*** RECORDS SHOWN ***

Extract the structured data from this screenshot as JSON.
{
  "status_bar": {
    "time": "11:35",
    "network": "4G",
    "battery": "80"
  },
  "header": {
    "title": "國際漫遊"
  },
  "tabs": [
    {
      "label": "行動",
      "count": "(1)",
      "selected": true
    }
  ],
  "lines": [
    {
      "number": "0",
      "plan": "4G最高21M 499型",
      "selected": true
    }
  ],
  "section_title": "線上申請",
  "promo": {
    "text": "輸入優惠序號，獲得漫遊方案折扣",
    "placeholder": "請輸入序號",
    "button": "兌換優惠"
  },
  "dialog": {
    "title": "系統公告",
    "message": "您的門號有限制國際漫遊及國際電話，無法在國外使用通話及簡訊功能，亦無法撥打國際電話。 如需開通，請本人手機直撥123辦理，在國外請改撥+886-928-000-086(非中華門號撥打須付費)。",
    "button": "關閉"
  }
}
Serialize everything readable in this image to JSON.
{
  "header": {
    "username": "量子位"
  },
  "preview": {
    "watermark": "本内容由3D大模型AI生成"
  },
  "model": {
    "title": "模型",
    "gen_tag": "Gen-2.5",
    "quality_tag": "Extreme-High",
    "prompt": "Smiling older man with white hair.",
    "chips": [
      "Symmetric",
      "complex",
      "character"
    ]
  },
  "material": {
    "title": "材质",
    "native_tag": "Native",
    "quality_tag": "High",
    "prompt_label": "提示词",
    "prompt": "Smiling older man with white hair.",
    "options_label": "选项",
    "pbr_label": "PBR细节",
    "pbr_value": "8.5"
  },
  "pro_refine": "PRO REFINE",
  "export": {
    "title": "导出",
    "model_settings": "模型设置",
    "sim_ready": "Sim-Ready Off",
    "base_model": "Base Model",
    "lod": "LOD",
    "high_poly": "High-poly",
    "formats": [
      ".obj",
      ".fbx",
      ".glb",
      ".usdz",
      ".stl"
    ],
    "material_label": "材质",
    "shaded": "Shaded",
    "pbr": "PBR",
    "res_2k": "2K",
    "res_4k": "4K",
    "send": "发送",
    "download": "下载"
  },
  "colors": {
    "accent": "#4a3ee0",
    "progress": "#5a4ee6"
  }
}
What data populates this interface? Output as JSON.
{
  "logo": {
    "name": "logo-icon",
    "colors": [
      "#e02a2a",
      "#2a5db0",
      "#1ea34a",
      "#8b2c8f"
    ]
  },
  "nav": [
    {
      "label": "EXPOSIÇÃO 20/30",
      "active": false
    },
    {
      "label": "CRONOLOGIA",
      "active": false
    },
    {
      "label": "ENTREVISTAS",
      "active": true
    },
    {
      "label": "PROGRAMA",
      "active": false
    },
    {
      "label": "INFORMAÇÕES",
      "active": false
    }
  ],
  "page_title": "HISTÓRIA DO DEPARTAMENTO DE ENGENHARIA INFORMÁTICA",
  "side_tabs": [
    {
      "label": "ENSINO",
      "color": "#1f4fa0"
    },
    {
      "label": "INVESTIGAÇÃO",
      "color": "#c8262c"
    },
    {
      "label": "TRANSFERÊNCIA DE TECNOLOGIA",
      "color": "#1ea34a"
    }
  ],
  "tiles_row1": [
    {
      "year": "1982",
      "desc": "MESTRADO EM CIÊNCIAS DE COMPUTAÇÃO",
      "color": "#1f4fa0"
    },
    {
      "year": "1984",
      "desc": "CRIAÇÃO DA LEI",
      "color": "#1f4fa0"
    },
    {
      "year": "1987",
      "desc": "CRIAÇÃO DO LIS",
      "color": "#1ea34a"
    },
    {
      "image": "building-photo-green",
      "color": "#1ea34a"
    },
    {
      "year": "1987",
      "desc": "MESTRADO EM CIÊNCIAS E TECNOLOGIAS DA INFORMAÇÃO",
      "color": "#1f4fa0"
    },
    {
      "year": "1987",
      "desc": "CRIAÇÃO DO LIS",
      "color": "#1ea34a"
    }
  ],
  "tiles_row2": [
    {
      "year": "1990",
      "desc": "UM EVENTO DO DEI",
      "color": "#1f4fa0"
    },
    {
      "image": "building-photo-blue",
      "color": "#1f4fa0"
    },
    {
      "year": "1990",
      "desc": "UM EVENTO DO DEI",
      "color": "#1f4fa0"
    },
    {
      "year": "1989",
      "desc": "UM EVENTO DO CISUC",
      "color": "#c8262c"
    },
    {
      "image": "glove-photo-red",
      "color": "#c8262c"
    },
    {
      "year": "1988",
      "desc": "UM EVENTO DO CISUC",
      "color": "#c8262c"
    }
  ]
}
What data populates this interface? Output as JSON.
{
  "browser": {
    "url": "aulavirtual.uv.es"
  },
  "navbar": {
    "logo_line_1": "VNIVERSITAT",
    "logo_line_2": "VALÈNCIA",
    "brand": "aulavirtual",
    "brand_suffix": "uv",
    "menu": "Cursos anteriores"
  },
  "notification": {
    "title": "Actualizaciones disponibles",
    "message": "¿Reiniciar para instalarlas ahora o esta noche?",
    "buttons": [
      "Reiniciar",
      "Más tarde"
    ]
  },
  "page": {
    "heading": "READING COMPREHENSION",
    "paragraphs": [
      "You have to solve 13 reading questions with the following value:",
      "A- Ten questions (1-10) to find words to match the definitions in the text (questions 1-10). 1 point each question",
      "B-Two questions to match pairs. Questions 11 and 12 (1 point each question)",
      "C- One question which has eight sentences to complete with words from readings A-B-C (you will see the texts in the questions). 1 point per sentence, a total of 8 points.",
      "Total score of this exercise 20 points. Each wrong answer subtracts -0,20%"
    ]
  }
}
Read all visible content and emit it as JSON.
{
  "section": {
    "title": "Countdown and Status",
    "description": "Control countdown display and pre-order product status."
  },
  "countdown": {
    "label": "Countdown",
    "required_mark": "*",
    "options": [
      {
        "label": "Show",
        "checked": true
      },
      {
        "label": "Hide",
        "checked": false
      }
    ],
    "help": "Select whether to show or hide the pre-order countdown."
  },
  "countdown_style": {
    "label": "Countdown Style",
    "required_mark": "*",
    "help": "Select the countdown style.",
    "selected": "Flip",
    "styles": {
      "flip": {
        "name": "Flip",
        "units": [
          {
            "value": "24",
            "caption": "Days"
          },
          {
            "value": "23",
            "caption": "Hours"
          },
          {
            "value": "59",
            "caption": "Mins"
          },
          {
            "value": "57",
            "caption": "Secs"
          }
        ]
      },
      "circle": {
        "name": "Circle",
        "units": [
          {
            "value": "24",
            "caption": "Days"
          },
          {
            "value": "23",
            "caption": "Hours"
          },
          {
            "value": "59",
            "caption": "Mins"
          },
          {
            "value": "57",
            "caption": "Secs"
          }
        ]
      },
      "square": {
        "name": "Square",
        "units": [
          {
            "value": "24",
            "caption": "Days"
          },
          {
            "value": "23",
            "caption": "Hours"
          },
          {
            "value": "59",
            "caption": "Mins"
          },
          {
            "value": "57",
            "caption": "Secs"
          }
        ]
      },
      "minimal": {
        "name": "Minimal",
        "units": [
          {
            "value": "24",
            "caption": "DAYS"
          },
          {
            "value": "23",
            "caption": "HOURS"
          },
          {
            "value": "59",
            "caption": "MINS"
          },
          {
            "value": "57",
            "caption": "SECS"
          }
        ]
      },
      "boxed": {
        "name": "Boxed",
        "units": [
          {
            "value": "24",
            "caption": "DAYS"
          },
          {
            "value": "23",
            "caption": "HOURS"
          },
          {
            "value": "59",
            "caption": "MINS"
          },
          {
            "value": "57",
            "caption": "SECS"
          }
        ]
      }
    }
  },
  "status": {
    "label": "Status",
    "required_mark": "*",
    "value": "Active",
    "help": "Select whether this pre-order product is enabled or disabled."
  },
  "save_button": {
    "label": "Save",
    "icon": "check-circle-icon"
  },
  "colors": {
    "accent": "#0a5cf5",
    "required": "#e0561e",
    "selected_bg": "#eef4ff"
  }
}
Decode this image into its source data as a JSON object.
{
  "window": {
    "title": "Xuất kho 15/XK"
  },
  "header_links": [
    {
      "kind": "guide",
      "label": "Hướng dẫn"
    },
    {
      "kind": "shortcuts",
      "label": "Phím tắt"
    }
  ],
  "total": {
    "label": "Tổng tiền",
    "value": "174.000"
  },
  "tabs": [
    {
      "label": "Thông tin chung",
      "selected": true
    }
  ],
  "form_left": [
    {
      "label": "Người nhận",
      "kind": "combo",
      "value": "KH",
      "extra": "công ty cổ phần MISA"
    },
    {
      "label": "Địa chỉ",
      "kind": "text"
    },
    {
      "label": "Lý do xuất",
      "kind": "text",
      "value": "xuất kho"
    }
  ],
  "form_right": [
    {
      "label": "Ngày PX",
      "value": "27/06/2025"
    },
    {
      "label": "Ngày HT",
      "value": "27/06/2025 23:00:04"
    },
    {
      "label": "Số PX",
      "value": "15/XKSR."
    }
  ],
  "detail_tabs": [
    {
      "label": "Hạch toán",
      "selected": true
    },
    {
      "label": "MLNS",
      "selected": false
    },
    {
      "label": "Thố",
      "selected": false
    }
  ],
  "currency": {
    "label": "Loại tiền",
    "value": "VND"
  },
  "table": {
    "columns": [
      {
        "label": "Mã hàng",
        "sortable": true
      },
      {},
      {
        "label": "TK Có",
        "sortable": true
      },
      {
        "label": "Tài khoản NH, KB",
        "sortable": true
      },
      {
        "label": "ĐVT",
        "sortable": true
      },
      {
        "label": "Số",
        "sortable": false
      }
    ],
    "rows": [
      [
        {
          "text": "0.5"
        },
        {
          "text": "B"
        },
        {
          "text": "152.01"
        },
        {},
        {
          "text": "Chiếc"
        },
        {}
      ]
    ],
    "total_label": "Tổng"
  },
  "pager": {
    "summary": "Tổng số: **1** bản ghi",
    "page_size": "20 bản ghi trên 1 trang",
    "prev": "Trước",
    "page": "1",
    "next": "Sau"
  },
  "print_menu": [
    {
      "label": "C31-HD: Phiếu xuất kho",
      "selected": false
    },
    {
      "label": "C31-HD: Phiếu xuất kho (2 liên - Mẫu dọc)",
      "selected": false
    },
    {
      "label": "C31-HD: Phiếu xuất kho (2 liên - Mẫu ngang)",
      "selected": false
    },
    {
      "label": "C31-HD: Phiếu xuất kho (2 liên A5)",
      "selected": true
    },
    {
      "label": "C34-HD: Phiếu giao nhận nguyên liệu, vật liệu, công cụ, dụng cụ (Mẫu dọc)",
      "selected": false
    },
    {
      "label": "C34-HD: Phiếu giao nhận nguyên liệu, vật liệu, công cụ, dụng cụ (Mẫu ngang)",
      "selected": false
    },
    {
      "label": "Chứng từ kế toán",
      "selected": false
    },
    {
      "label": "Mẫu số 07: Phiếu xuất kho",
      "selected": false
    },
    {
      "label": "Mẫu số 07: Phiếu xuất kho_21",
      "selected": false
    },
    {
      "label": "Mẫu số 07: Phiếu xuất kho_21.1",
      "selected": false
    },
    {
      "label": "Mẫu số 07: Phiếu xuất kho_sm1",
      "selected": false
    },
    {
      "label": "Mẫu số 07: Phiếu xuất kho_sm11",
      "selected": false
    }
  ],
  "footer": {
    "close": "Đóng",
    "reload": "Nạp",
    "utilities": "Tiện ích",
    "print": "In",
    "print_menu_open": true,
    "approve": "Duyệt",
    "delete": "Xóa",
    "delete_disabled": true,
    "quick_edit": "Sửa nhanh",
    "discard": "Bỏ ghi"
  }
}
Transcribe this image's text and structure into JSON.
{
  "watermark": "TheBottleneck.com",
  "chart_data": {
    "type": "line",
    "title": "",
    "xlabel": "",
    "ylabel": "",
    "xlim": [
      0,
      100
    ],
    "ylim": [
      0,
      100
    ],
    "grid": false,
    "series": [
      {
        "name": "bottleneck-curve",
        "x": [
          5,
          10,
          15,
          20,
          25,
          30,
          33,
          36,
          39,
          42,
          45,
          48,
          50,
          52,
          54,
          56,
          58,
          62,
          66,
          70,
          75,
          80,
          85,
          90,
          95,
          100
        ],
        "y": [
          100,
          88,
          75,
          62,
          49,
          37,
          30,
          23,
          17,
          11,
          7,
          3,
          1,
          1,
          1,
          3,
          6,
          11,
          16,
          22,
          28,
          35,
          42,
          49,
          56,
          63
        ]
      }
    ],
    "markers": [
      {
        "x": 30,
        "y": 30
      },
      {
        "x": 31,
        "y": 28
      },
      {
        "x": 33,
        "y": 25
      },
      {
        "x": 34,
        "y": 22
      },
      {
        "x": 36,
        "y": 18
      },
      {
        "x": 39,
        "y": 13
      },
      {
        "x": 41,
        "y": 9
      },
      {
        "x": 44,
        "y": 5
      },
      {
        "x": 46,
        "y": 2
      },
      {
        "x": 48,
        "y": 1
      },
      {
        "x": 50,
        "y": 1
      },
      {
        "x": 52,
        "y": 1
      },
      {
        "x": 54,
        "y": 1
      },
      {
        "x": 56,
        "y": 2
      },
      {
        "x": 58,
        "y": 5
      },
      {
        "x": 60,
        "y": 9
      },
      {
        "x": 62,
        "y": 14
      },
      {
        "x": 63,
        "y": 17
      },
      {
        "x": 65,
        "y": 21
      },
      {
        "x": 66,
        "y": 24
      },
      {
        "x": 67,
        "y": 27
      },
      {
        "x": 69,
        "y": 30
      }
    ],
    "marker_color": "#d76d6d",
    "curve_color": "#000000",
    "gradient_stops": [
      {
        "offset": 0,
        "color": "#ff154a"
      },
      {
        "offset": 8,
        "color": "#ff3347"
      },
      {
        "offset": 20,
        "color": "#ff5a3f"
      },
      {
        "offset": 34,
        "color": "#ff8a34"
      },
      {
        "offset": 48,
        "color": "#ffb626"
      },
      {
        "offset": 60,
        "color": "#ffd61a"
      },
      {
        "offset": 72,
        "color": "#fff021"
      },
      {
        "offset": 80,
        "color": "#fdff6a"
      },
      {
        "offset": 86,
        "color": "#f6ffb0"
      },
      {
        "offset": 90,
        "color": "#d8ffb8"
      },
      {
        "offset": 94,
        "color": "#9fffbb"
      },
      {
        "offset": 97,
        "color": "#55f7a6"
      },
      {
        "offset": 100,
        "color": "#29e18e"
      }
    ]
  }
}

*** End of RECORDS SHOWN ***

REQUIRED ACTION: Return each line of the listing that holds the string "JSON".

OUTPUT OF THE EXERCISE:
Extract the structured data from this screenshot as JSON.
Serialize everything readable in this image to JSON.
What data populates this interface? Output as JSON.
What data populates this interface? Output as JSON.
Read all visible content and emit it as JSON.
Decode this image into its source data as a JSON object.
Transcribe this image's text and structure into JSON.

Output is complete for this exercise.